(Entries taken from a collection)
•••
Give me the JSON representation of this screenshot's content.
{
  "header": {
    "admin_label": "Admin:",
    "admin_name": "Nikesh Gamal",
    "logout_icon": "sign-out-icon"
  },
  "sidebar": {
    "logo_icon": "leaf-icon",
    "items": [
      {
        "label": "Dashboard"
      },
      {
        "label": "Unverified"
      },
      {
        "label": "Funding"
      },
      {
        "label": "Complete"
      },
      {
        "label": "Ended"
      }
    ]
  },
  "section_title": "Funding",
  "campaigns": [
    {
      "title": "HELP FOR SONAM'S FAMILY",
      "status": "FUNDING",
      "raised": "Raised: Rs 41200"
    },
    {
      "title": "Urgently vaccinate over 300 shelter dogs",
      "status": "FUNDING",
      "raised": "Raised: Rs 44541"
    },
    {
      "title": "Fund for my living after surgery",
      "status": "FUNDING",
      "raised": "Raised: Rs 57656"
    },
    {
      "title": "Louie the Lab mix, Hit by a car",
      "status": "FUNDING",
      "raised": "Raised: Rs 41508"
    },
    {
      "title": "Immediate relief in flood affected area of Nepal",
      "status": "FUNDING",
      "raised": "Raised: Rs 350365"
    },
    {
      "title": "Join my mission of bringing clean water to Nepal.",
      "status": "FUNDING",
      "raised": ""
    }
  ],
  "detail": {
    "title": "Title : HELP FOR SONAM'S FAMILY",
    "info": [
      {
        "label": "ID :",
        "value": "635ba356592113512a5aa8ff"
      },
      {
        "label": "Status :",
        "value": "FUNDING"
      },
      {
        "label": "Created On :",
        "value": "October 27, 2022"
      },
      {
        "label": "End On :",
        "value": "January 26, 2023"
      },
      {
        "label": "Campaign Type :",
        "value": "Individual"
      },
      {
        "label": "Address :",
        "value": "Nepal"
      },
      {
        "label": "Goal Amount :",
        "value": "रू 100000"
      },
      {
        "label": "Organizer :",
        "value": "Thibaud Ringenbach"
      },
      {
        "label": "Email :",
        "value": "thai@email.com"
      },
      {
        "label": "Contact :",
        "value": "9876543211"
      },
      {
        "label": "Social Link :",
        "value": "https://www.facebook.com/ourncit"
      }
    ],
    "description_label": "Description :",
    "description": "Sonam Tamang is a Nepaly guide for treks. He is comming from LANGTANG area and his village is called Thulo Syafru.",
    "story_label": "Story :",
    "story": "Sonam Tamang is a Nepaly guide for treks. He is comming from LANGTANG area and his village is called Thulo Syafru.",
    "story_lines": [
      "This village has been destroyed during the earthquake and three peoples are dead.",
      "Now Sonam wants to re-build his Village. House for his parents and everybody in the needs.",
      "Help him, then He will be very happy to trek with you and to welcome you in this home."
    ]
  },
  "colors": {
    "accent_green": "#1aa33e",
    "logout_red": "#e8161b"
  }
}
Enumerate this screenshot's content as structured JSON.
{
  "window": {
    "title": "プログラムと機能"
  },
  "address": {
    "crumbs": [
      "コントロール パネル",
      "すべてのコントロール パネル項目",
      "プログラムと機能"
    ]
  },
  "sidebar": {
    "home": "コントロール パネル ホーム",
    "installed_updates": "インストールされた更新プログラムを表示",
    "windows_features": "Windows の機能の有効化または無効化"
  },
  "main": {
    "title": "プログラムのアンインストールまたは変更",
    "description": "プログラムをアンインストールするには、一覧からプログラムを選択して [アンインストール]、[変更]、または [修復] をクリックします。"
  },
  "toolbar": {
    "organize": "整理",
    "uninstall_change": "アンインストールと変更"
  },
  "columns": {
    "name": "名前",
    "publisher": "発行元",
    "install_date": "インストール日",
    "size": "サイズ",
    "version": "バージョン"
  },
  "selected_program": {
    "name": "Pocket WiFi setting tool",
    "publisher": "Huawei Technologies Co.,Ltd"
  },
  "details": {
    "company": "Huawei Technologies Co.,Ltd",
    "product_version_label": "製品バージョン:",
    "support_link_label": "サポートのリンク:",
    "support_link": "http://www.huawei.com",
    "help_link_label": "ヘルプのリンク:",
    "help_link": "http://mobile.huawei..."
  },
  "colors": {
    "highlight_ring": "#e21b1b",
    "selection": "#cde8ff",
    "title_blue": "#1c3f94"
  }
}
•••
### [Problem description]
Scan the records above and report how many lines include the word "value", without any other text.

### [Solution]
11